**EXERCISE DIRECTIONS:** Copy out all the entries exactly.

[Dataset records]
_____

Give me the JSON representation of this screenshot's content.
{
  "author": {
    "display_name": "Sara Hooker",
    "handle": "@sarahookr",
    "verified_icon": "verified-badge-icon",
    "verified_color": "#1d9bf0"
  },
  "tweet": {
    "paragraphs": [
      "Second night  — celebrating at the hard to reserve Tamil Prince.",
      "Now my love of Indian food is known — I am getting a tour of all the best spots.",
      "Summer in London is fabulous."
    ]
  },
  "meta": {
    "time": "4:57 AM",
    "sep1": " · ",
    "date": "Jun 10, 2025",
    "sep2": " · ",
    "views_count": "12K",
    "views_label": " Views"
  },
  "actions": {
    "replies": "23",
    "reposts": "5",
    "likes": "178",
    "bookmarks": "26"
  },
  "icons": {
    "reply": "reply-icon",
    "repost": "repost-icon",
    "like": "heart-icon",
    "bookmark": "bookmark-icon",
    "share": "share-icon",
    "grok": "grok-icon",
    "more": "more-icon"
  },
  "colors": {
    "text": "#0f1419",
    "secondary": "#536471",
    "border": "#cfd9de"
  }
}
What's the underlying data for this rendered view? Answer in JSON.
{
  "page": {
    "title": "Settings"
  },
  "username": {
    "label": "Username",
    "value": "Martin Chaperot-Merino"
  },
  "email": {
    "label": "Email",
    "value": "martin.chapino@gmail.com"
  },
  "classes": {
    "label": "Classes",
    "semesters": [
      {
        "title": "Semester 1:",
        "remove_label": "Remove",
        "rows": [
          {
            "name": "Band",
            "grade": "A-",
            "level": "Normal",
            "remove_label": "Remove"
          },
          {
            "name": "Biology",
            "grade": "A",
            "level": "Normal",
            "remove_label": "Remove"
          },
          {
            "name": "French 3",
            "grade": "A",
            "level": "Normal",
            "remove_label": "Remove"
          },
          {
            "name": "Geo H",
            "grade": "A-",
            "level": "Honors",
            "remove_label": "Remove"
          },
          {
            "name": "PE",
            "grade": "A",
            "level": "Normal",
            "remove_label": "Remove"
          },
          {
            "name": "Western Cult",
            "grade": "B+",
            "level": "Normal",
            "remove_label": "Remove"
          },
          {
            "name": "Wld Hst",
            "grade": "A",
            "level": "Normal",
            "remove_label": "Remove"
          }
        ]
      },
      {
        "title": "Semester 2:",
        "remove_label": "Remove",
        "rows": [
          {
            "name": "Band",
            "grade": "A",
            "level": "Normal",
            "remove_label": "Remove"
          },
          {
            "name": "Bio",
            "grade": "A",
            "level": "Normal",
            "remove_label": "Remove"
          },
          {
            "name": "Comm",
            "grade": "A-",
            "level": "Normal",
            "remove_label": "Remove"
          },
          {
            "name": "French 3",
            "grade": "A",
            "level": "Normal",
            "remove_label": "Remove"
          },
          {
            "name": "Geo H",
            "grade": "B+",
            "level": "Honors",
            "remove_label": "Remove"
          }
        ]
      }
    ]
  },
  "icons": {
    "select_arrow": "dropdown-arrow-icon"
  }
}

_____

**THE ANSWER:**
Give me the JSON representation of this screenshot's content.
{
  "author": {
    "display_name": "Sara Hooker",
    "handle": "@sarahookr",
    "verified_icon": "verified-badge-icon",
    "verified_color": "#1d9bf0"
  },
  "tweet": {
    "paragraphs": [
      "Second night  — celebrating at the hard to reserve Tamil Prince.",
      "Now my love of Indian food is known — I am getting a tour of all the best spots.",
      "Summer in London is fabulous."
    ]
  },
  "meta": {
    "time": "4:57 AM",
    "sep1": " · ",
    "date": "Jun 10, 2025",
    "sep2": " · ",
    "views_count": "12K",
    "views_label": " Views"
  },
  "actions": {
    "replies": "23",
    "reposts": "5",
    "likes": "178",
    "bookmarks": "26"
  },
  "icons": {
    "reply": "reply-icon",
    "repost": "repost-icon",
    "like": "heart-icon",
    "bookmark": "bookmark-icon",
    "share": "share-icon",
    "grok": "grok-icon",
    "more": "more-icon"
  },
  "colors": {
    "text": "#0f1419",
    "secondary": "#536471",
    "border": "#cfd9de"
  }
}
What's the underlying data for this rendered view? Answer in JSON.
{
  "page": {
    "title": "Settings"
  },
  "username": {
    "label": "Username",
    "value": "Martin Chaperot-Merino"
  },
  "email": {
    "label": "Email",
    "value": "martin.chapino@gmail.com"
  },
  "classes": {
    "label": "Classes",
    "semesters": [
      {
        "title": "Semester 1:",
        "remove_label": "Remove",
        "rows": [
          {
            "name": "Band",
            "grade": "A-",
            "level": "Normal",
            "remove_label": "Remove"
          },
          {
            "name": "Biology",
            "grade": "A",
            "level": "Normal",
            "remove_label": "Remove"
          },
          {
            "name": "French 3",
            "grade": "A",
            "level": "Normal",
            "remove_label": "Remove"
          },
          {
            "name": "Geo H",
            "grade": "A-",
            "level": "Honors",
            "remove_label": "Remove"
          },
          {
            "name": "PE",
            "grade": "A",
            "level": "Normal",
            "remove_label": "Remove"
          },
          {
            "name": "Western Cult",
            "grade": "B+",
            "level": "Normal",
            "remove_label": "Remove"
          },
          {
            "name": "Wld Hst",
            "grade": "A",
            "level": "Normal",
            "remove_label": "Remove"
          }
        ]
      },
      {
        "title": "Semester 2:",
        "remove_label": "Remove",
        "rows": [
          {
            "name": "Band",
            "grade": "A",
            "level": "Normal",
            "remove_label": "Remove"
          },
          {
            "name": "Bio",
            "grade": "A",
            "level": "Normal",
            "remove_label": "Remove"
          },
          {
            "name": "Comm",
            "grade": "A-",
            "level": "Normal",
            "remove_label": "Remove"
          },
          {
            "name": "French 3",
            "grade": "A",
            "level": "Normal",
            "remove_label": "Remove"
          },
          {
            "name": "Geo H",
            "grade": "B+",
            "level": "Honors",
            "remove_label": "Remove"
          }
        ]
      }
    ]
  },
  "icons": {
    "select_arrow": "dropdown-arrow-icon"
  }
}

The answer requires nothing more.